Today is opening day at Wrigley Field and there’s almost an inch of snow on the ground — almost enough to think about shoveling it. Arggghhh! Normally we do an analysis of each Cubs’ series at the start and if there are some strange shifts in the Ouija board we’ll look at that particular game and talk through it.
Most likely they’ll call this game and play a double header sometime later in the season. In the old days when they played two you only had to buy one ticket. Those days are long gone.
Since we finished the career scripts, instead of analyzing the CHN PIT matchup, which we can’t really do because we have no current year data to crunch, let’s look at all 30 MLB teams based upon career. The table below is the same format used for playoff horse race last September. The win loss column is meaningless right now so it’s zeroed out. Total is the sum of Pitchers and Hitters, Pitchers is the sum of Starters and Relief. All players categorized by how they’re listed on the active roster.
Careers are limited to the last three years service (i.e. what have you done for me lately). Although Albert Pujols is clearly the highest ranking career player in baseball and most likely unanimous HOF first ballot, he’s near the end of his career. He’s ranked #71 for his last three years which is still very very productive. More on him later.
The below table is sorted by Total value from best to worst.

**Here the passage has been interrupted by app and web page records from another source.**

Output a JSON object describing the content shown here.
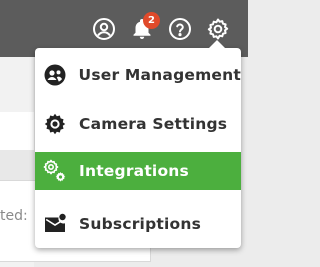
{
  "header": {
    "icons": {
      "account": "account-circle-icon",
      "notifications": "bell-icon",
      "help": "help-circle-icon",
      "settings": "gear-icon"
    },
    "notification_count": "2",
    "badge_color": "#e04a2b",
    "bar_color": "#5c5c5c"
  },
  "background": {
    "card_text": "ted:"
  },
  "settings_menu": {
    "items": [
      {
        "label": "User Management",
        "icon": "user-management-icon",
        "active": false
      },
      {
        "label": "Camera Settings",
        "icon": "camera-settings-gear-icon",
        "active": false
      },
      {
        "label": "Integrations",
        "icon": "integrations-gears-icon",
        "active": true
      },
      {
        "label": "Subscriptions",
        "icon": "mail-notification-icon",
        "active": false
      }
    ],
    "active_color": "#4caf3e"
  }
}
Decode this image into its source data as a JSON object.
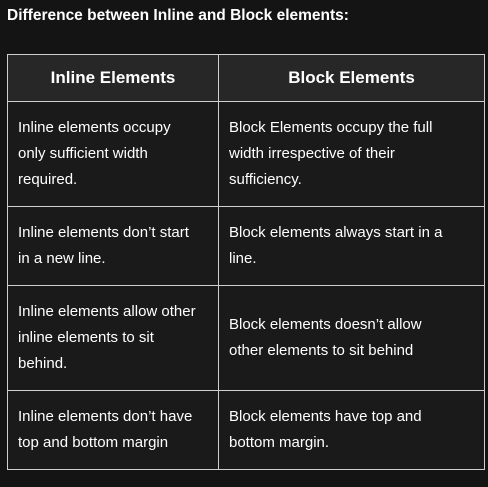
{
  "heading": "Difference between Inline and Block elements:",
  "table": {
    "headers": [
      "Inline Elements",
      "Block Elements"
    ],
    "rows": [
      [
        "Inline elements occupy\nonly sufficient width\nrequired.",
        " Block Elements occupy the full\nwidth irrespective of their\nsufficiency."
      ],
      [
        "Inline elements don’t start\nin a new line.",
        "Block elements always start in a\nline."
      ],
      [
        "Inline elements allow other\ninline elements to sit\nbehind.",
        "Block elements doesn’t allow\nother elements to sit behind"
      ],
      [
        "Inline elements don’t have\ntop and bottom margin",
        "Block elements have top and\nbottom margin."
      ]
    ]
  }
}
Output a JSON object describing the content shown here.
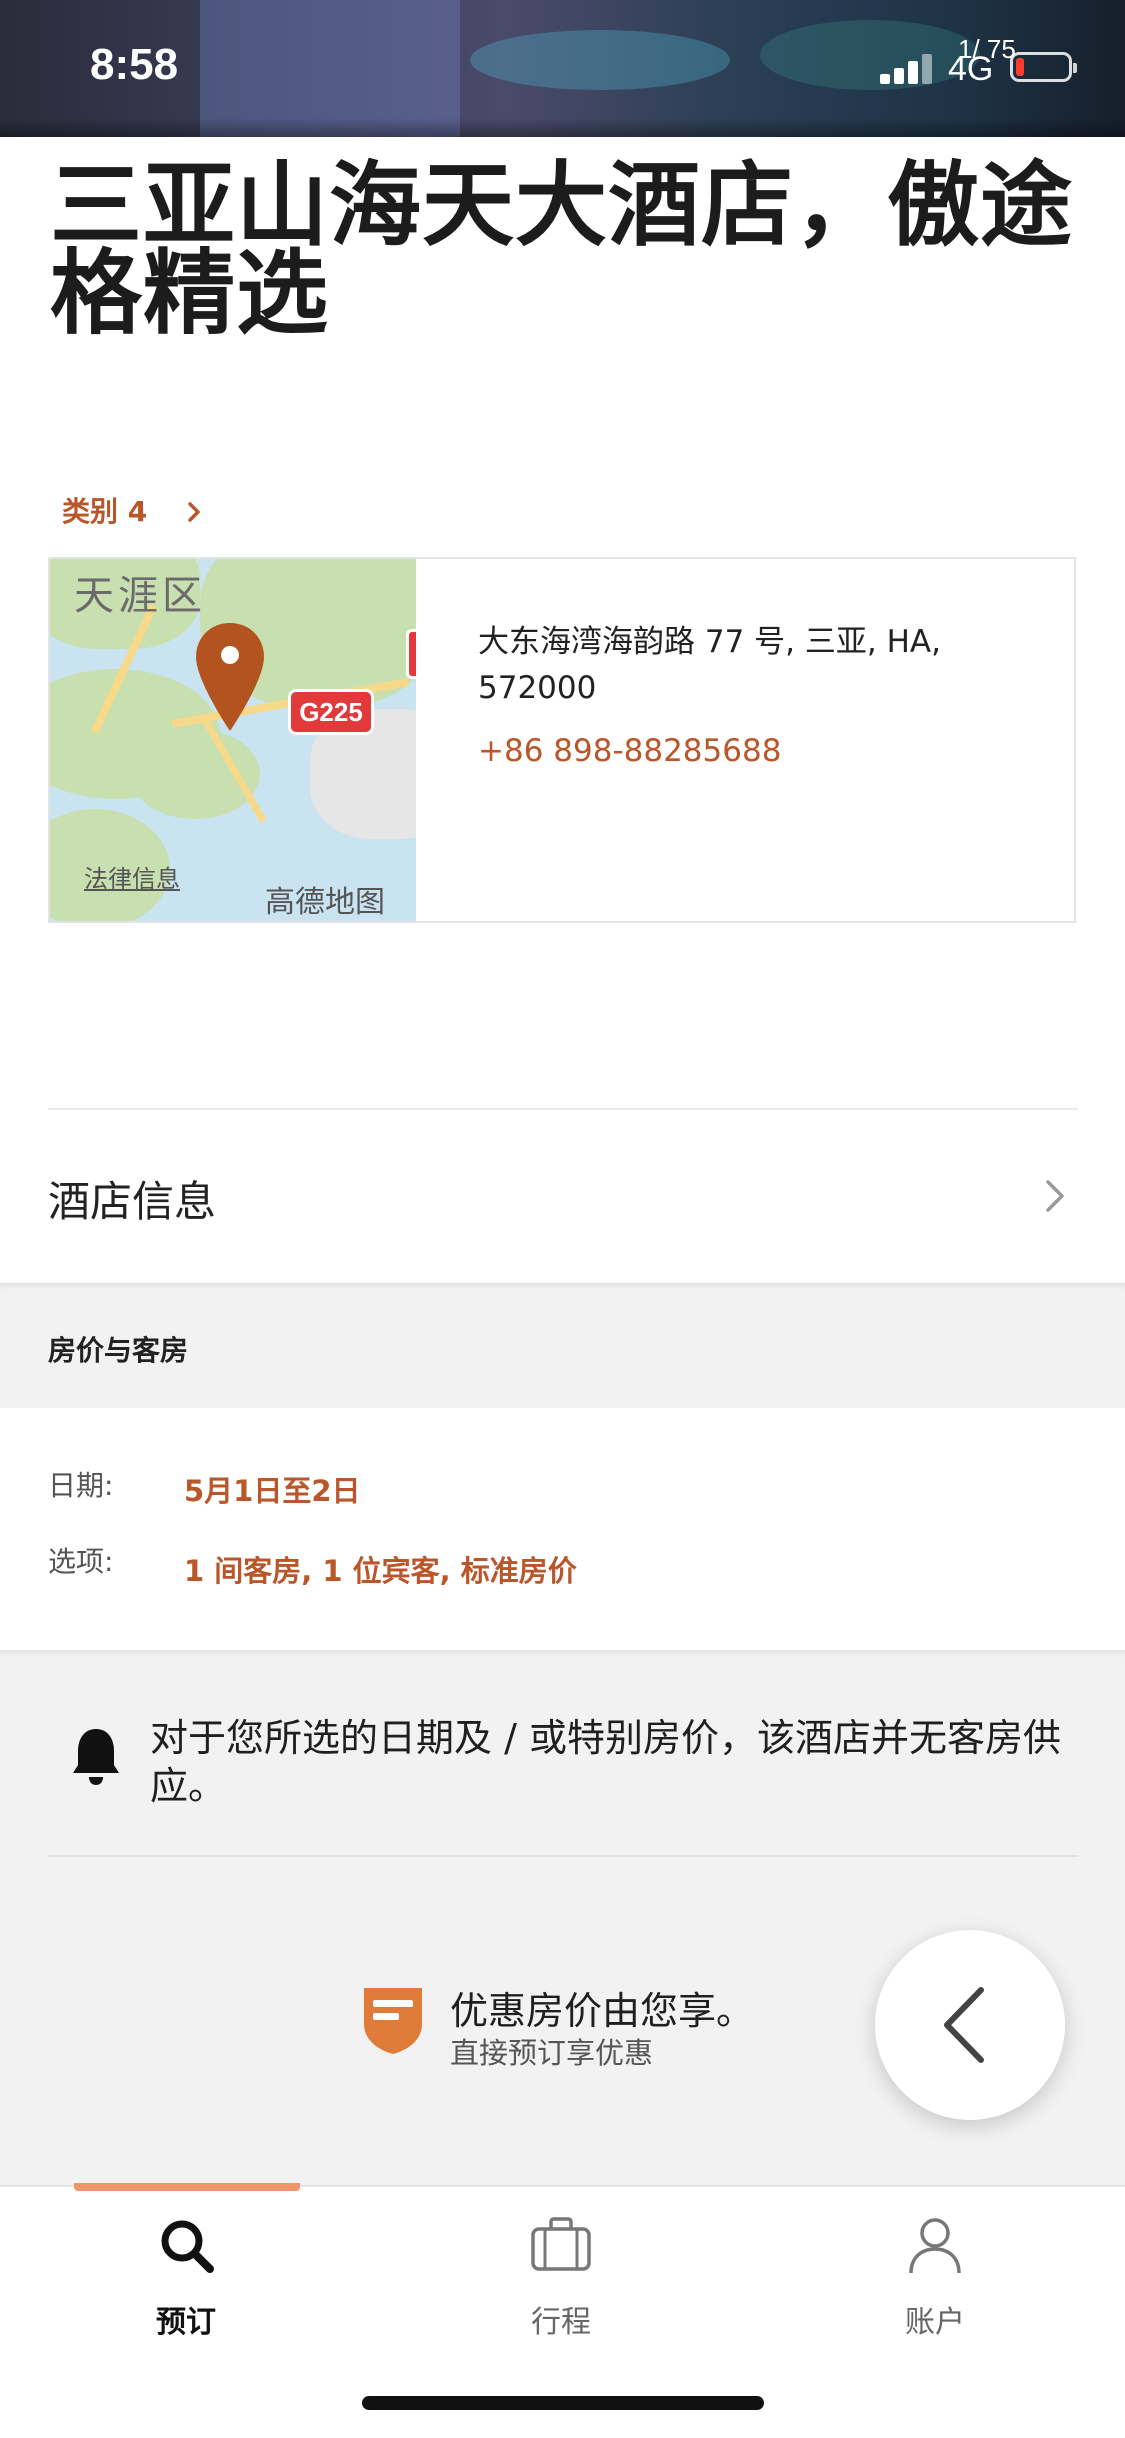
{
  "status_bar": {
    "time": "8:58",
    "network": "4G",
    "photo_counter": "1/ 75",
    "battery_color": "#ff3b30"
  },
  "hotel": {
    "title": "三亚山海天大酒店，傲途格精选",
    "category": "类别 4",
    "address": "大东海湾海韵路 77 号, 三亚, HA, 572000",
    "phone": "+86 898-88285688"
  },
  "map": {
    "district_label": "天涯区",
    "highway_label": "G225",
    "legal_link": "法律信息",
    "provider": "高德地图"
  },
  "hotel_info": {
    "label": "酒店信息"
  },
  "rooms_section": {
    "heading": "房价与客房",
    "date_label": "日期:",
    "date_value": "5月1日至2日",
    "options_label": "选项:",
    "options_value": "1 间客房, 1 位宾客, 标准房价"
  },
  "notice": {
    "text": "对于您所选的日期及 / 或特别房价，该酒店并无客房供应。",
    "icon": "bell-icon"
  },
  "promo": {
    "title": "优惠房价由您享。",
    "subtitle": "直接预订享优惠",
    "icon": "shield-badge-icon",
    "accent": "#e07b39"
  },
  "tabs": [
    {
      "label": "预订",
      "icon": "search-icon",
      "active": true
    },
    {
      "label": "行程",
      "icon": "suitcase-icon",
      "active": false
    },
    {
      "label": "账户",
      "icon": "person-icon",
      "active": false
    }
  ],
  "colors": {
    "accent": "#b9562a",
    "tab_indicator": "#f0956b"
  }
}
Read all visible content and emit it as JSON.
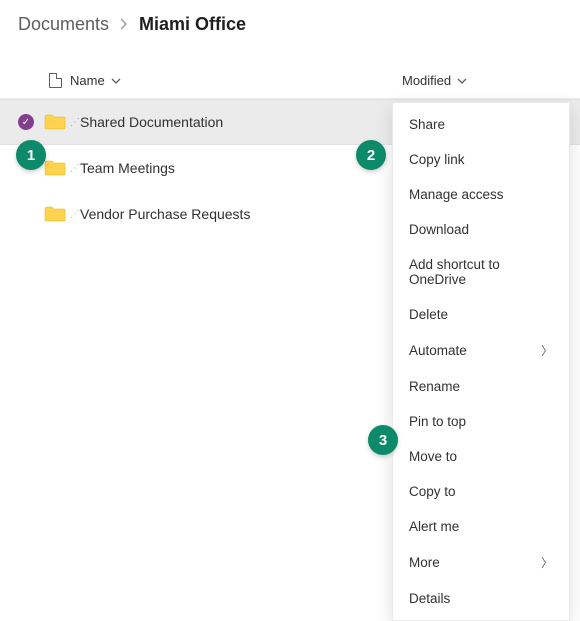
{
  "breadcrumb": {
    "root": "Documents",
    "current": "Miami Office"
  },
  "columns": {
    "name": "Name",
    "modified": "Modified"
  },
  "rows": [
    {
      "name": "Shared Documentation",
      "selected": true
    },
    {
      "name": "Team Meetings",
      "selected": false
    },
    {
      "name": "Vendor Purchase Requests",
      "selected": false
    }
  ],
  "menu": [
    {
      "label": "Share",
      "submenu": false
    },
    {
      "label": "Copy link",
      "submenu": false
    },
    {
      "label": "Manage access",
      "submenu": false
    },
    {
      "label": "Download",
      "submenu": false
    },
    {
      "label": "Add shortcut to OneDrive",
      "submenu": false
    },
    {
      "label": "Delete",
      "submenu": false
    },
    {
      "label": "Automate",
      "submenu": true
    },
    {
      "label": "Rename",
      "submenu": false
    },
    {
      "label": "Pin to top",
      "submenu": false
    },
    {
      "label": "Move to",
      "submenu": false
    },
    {
      "label": "Copy to",
      "submenu": false
    },
    {
      "label": "Alert me",
      "submenu": false
    },
    {
      "label": "More",
      "submenu": true
    },
    {
      "label": "Details",
      "submenu": false
    }
  ],
  "callouts": {
    "c1": "1",
    "c2": "2",
    "c3": "3"
  }
}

The Cubs are #2 behind Houston as having the best career talent. Theo Epstein is using the same model as ours. In Part 3 of this series we’ll look at past career rankings at the beginning of various seasons and, since we are from the future, compare that to how things turned out that year. Until then….